Segment Open
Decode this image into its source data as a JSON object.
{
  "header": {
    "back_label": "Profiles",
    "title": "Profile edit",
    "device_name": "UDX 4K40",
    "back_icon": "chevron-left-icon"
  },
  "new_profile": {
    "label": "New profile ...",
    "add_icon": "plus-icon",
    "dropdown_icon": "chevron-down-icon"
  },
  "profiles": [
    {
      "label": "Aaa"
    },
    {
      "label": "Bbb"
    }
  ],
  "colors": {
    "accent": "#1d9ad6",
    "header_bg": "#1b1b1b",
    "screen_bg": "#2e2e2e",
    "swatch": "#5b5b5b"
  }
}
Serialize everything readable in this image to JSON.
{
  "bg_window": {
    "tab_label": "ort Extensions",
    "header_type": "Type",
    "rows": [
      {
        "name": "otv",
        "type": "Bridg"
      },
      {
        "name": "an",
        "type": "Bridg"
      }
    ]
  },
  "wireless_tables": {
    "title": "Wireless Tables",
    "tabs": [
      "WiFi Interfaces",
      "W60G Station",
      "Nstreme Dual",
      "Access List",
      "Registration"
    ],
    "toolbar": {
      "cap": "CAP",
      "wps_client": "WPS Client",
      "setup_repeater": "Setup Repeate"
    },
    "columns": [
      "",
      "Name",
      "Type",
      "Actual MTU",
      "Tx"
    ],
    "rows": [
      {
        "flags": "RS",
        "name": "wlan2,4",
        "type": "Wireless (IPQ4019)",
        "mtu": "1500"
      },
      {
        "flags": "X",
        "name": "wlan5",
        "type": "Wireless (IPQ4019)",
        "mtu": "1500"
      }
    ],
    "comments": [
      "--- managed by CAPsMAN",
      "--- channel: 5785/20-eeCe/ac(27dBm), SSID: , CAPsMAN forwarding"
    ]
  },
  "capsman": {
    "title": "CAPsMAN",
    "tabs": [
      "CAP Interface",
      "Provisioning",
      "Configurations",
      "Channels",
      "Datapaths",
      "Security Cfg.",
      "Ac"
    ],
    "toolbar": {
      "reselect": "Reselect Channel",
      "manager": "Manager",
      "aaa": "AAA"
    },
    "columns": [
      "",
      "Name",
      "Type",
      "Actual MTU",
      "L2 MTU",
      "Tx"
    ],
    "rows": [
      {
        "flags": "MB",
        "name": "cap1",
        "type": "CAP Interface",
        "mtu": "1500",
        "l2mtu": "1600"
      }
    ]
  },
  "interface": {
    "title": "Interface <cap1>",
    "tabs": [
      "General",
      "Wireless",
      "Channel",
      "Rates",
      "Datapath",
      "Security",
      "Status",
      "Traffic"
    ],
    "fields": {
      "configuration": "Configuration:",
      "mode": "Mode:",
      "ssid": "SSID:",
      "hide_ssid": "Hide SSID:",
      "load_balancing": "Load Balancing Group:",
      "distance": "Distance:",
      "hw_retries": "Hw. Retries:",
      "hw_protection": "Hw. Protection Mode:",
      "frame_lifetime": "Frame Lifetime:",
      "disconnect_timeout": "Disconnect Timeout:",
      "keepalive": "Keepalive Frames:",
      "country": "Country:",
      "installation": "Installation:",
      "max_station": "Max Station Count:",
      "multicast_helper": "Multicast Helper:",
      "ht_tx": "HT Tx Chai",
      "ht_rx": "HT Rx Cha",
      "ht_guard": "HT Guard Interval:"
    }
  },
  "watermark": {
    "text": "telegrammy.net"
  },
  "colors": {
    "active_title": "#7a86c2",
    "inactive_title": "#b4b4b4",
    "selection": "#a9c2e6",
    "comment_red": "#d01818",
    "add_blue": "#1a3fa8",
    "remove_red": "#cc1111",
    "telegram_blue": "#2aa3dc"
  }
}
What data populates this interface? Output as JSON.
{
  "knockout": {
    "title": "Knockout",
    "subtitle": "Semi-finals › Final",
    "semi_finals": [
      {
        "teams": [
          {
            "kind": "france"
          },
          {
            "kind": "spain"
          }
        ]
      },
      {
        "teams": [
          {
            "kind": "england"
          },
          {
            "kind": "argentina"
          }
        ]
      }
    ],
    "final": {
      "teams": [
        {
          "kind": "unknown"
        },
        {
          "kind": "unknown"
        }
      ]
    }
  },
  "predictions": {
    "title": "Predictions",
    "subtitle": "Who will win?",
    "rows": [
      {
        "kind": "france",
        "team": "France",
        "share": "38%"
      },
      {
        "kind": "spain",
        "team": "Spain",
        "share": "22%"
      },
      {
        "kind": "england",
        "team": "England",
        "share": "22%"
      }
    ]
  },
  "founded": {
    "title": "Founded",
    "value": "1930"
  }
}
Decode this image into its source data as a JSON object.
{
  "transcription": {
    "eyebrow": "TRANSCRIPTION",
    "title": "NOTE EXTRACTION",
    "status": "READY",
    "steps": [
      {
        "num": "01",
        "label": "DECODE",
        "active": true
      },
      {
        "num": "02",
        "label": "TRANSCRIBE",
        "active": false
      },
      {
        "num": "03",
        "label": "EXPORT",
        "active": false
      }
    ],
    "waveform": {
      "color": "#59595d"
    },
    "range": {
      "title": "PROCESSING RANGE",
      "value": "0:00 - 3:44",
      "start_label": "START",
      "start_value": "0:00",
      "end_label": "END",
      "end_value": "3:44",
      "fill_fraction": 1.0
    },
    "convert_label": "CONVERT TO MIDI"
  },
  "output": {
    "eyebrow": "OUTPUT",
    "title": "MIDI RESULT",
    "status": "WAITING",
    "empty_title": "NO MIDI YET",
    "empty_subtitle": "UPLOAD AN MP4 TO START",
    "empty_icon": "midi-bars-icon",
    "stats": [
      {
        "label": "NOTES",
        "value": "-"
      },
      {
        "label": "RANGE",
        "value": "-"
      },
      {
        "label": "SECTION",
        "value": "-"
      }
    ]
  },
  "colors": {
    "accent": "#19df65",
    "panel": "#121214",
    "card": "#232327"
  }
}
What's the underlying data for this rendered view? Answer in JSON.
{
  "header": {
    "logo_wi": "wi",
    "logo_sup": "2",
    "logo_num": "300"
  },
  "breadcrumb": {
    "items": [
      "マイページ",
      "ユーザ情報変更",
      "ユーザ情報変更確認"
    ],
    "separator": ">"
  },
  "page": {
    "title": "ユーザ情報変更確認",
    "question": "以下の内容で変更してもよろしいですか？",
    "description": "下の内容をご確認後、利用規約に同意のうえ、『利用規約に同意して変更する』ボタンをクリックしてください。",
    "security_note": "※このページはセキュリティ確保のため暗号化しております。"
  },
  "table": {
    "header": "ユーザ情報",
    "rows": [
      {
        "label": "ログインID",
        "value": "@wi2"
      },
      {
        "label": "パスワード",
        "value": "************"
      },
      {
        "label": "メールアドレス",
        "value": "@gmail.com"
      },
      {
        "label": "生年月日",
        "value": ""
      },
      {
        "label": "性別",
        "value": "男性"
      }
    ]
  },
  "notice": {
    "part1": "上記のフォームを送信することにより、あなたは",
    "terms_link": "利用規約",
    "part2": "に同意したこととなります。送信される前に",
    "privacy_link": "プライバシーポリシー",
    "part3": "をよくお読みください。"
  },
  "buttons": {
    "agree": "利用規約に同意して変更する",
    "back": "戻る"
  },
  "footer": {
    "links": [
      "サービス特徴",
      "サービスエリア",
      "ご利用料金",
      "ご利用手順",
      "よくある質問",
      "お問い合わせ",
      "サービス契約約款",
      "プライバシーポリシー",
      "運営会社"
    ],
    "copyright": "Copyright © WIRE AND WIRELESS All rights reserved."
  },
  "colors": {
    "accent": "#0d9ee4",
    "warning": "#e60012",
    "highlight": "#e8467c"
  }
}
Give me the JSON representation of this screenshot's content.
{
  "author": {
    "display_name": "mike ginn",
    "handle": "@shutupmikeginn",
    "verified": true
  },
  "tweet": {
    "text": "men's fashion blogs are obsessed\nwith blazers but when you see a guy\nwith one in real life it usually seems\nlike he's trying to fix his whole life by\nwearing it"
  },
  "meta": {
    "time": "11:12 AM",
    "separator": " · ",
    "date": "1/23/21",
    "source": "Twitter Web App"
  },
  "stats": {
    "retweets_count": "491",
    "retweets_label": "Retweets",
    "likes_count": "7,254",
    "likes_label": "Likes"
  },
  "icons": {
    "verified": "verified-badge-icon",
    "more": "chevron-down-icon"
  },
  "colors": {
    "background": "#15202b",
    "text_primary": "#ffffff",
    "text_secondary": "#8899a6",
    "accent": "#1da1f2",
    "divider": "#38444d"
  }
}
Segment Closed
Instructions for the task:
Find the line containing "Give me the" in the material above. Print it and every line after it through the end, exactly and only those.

Solved exercise:
Give me the JSON representation of this screenshot's content.
{
  "author": {
    "display_name": "mike ginn",
    "handle": "@shutupmikeginn",
    "verified": true
  },
  "tweet": {
    "text": "men's fashion blogs are obsessed\nwith blazers but when you see a guy\nwith one in real life it usually seems\nlike he's trying to fix his whole life by\nwearing it"
  },
  "meta": {
    "time": "11:12 AM",
    "separator": " · ",
    "date": "1/23/21",
    "source": "Twitter Web App"
  },
  "stats": {
    "retweets_count": "491",
    "retweets_label": "Retweets",
    "likes_count": "7,254",
    "likes_label": "Likes"
  },
  "icons": {
    "verified": "verified-badge-icon",
    "more": "chevron-down-icon"
  },
  "colors": {
    "background": "#15202b",
    "text_primary": "#ffffff",
    "text_secondary": "#8899a6",
    "accent": "#1da1f2",
    "divider": "#38444d"
  }
}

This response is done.